§ **Task requirements**
Wherever a line of the data contains "JSON", copy that line.

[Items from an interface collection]

=== Begin Enclosure ===

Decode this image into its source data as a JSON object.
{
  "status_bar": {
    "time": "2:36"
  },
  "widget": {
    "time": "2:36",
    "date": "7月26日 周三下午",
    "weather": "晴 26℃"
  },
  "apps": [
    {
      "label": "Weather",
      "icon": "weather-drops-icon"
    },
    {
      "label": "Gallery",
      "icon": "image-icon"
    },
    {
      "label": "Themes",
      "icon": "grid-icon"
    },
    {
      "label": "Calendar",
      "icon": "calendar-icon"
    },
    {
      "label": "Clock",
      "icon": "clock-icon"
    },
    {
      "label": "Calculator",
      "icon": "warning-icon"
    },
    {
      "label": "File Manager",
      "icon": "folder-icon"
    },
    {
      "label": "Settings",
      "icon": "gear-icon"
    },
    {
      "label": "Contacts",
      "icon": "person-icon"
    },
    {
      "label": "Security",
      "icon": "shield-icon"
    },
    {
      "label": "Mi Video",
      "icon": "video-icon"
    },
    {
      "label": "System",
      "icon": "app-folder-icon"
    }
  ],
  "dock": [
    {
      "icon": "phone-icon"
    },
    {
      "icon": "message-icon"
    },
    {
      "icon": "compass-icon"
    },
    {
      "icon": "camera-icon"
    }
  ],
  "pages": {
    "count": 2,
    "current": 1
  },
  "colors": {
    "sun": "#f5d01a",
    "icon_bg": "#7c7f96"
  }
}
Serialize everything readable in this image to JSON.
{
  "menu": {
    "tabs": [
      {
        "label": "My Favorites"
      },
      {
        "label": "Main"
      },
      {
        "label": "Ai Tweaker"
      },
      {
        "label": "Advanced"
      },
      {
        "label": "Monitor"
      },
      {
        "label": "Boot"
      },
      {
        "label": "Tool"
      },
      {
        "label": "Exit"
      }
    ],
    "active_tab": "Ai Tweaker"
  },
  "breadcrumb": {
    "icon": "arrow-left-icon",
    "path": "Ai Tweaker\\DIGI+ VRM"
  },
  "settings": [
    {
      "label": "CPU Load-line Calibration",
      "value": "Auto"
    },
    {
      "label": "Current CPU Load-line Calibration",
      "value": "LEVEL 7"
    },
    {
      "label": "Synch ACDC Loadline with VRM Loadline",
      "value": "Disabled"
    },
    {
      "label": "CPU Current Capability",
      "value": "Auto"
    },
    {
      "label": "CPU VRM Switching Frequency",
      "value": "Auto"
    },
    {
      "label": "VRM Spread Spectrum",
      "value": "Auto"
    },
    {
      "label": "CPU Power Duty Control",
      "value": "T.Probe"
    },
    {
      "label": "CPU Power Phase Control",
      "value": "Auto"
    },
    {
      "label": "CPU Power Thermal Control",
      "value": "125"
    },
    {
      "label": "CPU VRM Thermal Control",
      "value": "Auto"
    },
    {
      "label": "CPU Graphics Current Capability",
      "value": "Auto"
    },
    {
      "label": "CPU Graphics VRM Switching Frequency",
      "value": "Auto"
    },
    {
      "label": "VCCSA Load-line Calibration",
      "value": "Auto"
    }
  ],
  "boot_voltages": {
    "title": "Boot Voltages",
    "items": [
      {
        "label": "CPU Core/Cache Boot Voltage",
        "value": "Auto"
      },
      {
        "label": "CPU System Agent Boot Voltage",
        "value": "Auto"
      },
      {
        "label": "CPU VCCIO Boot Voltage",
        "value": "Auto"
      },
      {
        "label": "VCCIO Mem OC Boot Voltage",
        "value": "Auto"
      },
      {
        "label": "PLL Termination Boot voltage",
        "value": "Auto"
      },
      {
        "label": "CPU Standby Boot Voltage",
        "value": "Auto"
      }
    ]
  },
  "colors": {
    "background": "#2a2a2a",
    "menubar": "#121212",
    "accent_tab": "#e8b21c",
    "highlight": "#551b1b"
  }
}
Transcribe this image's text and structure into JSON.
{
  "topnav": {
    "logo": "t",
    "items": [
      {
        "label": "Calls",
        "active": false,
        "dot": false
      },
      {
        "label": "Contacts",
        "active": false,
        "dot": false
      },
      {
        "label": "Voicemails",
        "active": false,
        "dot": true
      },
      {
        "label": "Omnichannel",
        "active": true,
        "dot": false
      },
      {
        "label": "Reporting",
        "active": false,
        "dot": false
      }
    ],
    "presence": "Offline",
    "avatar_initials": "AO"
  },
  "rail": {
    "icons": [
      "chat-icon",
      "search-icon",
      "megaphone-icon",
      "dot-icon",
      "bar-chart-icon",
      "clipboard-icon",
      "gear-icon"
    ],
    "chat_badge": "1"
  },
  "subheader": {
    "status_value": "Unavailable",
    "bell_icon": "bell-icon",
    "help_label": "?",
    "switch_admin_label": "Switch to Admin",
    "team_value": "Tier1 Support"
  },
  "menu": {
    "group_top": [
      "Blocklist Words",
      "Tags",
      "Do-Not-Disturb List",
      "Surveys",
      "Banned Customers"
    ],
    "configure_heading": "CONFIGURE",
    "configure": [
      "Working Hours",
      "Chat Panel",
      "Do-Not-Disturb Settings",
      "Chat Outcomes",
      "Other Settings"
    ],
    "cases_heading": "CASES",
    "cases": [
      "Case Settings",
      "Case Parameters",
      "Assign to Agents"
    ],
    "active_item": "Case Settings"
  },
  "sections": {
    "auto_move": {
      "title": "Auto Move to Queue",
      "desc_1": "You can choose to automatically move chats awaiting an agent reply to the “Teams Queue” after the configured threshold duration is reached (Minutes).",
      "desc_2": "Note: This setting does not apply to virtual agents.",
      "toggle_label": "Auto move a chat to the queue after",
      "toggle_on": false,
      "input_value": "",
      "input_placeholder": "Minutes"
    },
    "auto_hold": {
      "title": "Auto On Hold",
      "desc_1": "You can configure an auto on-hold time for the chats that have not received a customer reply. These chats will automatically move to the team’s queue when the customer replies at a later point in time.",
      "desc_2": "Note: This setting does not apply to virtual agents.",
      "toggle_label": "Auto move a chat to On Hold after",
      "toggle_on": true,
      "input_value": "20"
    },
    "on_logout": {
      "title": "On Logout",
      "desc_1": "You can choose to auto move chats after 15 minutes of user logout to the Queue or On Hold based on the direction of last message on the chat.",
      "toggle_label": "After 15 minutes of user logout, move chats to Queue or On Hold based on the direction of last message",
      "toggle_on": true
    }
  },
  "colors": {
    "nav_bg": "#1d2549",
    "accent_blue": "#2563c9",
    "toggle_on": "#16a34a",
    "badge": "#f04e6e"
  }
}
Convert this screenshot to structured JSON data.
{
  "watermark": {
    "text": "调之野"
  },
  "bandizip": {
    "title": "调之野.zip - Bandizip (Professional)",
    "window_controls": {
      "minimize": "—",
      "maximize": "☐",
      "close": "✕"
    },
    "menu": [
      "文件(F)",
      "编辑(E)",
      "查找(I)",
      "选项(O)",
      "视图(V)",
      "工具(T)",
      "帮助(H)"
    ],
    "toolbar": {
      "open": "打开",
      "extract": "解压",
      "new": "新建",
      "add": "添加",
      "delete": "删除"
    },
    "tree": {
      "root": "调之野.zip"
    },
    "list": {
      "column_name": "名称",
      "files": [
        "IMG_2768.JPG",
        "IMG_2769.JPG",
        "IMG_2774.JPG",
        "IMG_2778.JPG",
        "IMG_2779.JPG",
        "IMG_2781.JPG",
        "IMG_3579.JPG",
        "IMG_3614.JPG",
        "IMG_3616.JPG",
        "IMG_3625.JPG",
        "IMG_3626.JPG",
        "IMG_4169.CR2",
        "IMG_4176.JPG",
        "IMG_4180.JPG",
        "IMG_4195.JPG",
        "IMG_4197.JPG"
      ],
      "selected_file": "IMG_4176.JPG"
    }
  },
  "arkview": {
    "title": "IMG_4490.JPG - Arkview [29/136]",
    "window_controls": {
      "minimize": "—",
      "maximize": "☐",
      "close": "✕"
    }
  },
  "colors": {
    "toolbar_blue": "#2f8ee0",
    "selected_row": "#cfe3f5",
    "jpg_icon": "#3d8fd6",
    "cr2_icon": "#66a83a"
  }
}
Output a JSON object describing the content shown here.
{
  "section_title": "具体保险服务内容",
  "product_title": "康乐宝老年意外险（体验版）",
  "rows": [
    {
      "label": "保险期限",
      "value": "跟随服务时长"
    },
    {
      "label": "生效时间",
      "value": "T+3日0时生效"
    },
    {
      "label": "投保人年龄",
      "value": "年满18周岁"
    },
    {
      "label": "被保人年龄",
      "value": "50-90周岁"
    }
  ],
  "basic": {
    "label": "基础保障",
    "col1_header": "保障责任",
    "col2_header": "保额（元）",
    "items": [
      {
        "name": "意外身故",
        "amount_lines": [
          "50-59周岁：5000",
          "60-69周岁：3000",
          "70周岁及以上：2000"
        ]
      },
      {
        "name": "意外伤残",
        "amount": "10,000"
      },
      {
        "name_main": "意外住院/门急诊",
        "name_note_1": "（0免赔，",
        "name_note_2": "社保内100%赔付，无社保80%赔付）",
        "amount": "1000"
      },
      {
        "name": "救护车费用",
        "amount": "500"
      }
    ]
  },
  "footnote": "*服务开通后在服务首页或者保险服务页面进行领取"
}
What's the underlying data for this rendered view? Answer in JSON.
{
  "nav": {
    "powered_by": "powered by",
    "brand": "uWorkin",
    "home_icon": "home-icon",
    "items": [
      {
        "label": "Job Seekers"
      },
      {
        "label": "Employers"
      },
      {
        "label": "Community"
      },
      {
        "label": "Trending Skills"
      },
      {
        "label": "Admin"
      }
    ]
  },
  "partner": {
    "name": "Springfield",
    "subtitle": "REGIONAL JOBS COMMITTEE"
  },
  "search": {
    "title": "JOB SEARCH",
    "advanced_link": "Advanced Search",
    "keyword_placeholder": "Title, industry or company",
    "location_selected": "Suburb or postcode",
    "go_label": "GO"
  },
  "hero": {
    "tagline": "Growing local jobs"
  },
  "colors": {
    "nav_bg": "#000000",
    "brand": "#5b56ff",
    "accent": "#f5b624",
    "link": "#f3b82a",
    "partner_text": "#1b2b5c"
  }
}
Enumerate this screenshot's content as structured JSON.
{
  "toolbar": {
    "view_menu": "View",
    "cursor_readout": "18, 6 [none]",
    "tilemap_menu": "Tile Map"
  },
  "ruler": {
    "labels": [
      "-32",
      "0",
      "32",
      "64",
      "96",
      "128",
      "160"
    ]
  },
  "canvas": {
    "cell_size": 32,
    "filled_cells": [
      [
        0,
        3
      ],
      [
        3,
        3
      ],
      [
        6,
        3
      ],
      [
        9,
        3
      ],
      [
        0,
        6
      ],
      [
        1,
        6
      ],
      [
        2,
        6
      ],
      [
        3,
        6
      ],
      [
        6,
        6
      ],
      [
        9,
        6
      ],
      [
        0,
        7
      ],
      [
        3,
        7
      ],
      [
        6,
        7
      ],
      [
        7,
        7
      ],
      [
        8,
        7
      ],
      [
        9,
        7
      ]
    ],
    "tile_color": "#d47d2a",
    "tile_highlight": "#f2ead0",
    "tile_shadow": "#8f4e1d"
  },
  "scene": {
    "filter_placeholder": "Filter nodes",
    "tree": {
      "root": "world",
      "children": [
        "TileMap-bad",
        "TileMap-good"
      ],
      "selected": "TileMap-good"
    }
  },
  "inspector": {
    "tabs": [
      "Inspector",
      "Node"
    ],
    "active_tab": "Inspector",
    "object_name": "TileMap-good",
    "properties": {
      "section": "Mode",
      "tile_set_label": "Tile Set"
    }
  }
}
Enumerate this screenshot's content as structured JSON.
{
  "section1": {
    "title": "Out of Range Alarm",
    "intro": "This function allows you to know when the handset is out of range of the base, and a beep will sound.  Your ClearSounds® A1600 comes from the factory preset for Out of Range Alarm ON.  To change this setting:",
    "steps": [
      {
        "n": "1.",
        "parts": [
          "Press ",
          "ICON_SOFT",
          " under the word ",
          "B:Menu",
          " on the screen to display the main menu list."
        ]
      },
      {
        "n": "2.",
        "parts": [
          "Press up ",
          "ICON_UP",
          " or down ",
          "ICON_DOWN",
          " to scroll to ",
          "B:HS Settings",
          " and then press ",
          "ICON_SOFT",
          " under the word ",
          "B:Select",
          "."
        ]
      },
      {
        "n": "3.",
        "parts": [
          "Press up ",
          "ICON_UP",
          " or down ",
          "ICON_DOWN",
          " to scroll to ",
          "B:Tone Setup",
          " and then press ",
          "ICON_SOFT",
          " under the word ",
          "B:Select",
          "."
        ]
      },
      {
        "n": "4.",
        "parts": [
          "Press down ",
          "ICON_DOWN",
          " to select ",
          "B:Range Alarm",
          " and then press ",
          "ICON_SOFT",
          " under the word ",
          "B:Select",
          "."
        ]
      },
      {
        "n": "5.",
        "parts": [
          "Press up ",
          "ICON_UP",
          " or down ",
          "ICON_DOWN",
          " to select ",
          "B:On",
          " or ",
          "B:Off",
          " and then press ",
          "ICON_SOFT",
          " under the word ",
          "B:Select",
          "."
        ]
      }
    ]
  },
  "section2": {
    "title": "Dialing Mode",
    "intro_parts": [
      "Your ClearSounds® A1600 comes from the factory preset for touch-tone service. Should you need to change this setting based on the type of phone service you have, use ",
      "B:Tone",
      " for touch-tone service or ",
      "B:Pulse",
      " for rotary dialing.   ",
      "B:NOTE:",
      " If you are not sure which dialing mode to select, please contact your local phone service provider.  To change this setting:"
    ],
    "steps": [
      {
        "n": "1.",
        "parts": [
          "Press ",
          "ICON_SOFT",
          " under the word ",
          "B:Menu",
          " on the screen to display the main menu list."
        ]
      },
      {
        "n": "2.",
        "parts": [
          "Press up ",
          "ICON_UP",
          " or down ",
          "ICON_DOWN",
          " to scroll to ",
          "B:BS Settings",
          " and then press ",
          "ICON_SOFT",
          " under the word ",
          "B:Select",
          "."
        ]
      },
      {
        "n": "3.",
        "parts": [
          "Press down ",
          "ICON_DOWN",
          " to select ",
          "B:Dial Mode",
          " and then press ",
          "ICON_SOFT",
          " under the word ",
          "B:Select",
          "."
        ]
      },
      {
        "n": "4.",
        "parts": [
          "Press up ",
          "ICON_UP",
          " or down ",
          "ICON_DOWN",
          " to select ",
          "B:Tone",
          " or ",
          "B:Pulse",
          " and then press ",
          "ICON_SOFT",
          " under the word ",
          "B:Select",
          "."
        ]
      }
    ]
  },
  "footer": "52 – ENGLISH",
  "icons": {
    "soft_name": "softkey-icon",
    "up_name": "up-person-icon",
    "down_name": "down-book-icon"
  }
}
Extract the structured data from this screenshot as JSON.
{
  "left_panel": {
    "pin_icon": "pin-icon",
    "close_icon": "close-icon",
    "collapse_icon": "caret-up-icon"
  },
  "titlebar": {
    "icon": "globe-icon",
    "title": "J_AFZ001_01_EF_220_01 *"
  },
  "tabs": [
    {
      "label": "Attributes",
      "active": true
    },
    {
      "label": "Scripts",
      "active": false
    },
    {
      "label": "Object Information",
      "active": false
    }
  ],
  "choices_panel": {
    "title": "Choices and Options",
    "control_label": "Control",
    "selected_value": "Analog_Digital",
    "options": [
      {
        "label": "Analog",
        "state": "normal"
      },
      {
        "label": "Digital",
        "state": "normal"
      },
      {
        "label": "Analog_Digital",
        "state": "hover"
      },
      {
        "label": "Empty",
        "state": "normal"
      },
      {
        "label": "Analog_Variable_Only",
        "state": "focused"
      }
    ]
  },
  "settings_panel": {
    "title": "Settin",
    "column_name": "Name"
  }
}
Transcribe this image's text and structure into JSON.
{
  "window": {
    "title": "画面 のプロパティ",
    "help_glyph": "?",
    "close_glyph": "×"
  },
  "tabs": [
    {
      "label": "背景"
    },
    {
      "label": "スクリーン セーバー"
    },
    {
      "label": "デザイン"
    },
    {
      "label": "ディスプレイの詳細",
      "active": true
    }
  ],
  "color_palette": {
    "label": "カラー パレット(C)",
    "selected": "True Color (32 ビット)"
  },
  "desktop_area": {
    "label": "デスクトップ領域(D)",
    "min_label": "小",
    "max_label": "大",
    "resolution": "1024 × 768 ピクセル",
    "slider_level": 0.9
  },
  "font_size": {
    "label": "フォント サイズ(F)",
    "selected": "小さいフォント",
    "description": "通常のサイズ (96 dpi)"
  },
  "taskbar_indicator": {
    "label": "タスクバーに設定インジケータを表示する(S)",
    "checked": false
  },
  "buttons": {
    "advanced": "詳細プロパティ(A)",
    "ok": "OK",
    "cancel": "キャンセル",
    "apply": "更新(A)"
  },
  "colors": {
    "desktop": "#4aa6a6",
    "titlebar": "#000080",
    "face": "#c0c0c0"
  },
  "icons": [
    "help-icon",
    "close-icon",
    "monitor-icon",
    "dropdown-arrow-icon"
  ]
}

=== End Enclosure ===

§ **Exercise output**
Decode this image into its source data as a JSON object.
Serialize everything readable in this image to JSON.
Transcribe this image's text and structure into JSON.
Convert this screenshot to structured JSON data.
Output a JSON object describing the content shown here.
What's the underlying data for this rendered view? Answer in JSON.
Enumerate this screenshot's content as structured JSON.
Enumerate this screenshot's content as structured JSON.
Extract the structured data from this screenshot as JSON.
Transcribe this image's text and structure into JSON.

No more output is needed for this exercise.